The EPA's proposal would cut the energy industry's mandate for corn-based ethanol next year nearly 6% to 13 billion gallons and trim its allotment for other biofuels 20% to 2.2 billion gallons.

The agency agrees with refiners that meeting the original target would force them to blend more ethanol into gasoline than many vehicles can safety use. The primary reason: America's new-car fleet is rapidly become more fuel efficient, thus reducing gasoline demand and significantly altering the math behind the original goal.

The original plan assumed the usage target for 2014 could be met without exceeding a 10% concentration in gasoline. So-called E10 is widely sold now. The EPA ruled earlier this year that a 15% blend would be safe in vehicles built after the 2000 model year. But the petroleum industry and many carmakers warn that a higher ratio of ethanol would hurt engines in older cars.

The original quotas were set in 2007 under a provision of the Energy Policy Act passed two years earlier. But the Obama administration is allowed by the law to adjust the targets.

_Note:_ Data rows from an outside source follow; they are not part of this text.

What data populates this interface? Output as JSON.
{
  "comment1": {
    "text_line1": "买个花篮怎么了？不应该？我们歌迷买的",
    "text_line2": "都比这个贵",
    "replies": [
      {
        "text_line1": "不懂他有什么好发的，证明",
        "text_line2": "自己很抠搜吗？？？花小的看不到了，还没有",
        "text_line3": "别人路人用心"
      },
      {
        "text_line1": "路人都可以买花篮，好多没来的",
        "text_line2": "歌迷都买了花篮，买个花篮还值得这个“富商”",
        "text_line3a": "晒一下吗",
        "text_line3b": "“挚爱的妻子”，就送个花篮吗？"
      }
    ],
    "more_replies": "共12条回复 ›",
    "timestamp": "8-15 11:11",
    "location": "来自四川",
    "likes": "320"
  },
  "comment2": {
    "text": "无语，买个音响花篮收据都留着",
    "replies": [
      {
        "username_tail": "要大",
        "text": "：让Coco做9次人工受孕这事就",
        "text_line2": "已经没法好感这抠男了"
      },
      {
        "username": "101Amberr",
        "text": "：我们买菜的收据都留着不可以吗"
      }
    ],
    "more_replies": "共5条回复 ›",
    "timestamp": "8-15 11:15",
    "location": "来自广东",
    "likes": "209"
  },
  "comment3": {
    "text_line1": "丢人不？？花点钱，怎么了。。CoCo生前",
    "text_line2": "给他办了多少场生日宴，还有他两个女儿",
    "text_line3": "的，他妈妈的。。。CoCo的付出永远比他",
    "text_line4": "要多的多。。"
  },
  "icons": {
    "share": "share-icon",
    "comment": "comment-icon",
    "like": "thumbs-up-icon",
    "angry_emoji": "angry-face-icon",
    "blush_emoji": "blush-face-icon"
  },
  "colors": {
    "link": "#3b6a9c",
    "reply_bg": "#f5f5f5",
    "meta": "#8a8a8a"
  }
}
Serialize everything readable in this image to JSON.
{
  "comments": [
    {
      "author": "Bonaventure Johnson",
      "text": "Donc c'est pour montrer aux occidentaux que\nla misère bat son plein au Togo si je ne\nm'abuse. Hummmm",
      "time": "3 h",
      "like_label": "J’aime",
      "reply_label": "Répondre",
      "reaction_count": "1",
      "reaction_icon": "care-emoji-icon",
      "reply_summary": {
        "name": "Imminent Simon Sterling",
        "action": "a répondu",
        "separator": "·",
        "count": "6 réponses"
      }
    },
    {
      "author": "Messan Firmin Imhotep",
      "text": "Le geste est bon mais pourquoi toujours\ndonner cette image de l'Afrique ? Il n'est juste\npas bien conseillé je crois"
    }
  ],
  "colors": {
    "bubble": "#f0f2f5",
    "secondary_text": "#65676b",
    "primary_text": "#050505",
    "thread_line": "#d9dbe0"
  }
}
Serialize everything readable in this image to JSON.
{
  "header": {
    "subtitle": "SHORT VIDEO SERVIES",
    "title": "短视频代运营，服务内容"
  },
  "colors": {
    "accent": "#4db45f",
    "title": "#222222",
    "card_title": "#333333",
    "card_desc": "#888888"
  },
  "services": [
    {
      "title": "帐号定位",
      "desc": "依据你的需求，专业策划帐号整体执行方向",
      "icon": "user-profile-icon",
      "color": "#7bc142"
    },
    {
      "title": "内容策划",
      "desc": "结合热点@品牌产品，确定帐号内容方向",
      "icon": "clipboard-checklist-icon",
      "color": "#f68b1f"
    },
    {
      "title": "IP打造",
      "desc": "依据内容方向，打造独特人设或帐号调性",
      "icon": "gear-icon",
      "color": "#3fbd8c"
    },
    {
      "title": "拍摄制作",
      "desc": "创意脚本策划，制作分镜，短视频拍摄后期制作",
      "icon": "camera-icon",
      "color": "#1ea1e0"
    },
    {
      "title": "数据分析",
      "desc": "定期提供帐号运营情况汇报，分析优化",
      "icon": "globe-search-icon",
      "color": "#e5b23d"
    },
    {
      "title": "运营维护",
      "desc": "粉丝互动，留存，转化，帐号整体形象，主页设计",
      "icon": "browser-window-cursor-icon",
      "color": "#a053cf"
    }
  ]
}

The EPA will issue its final rule on the quotas in the first quarter of 2014, after receiving comment from interested parties.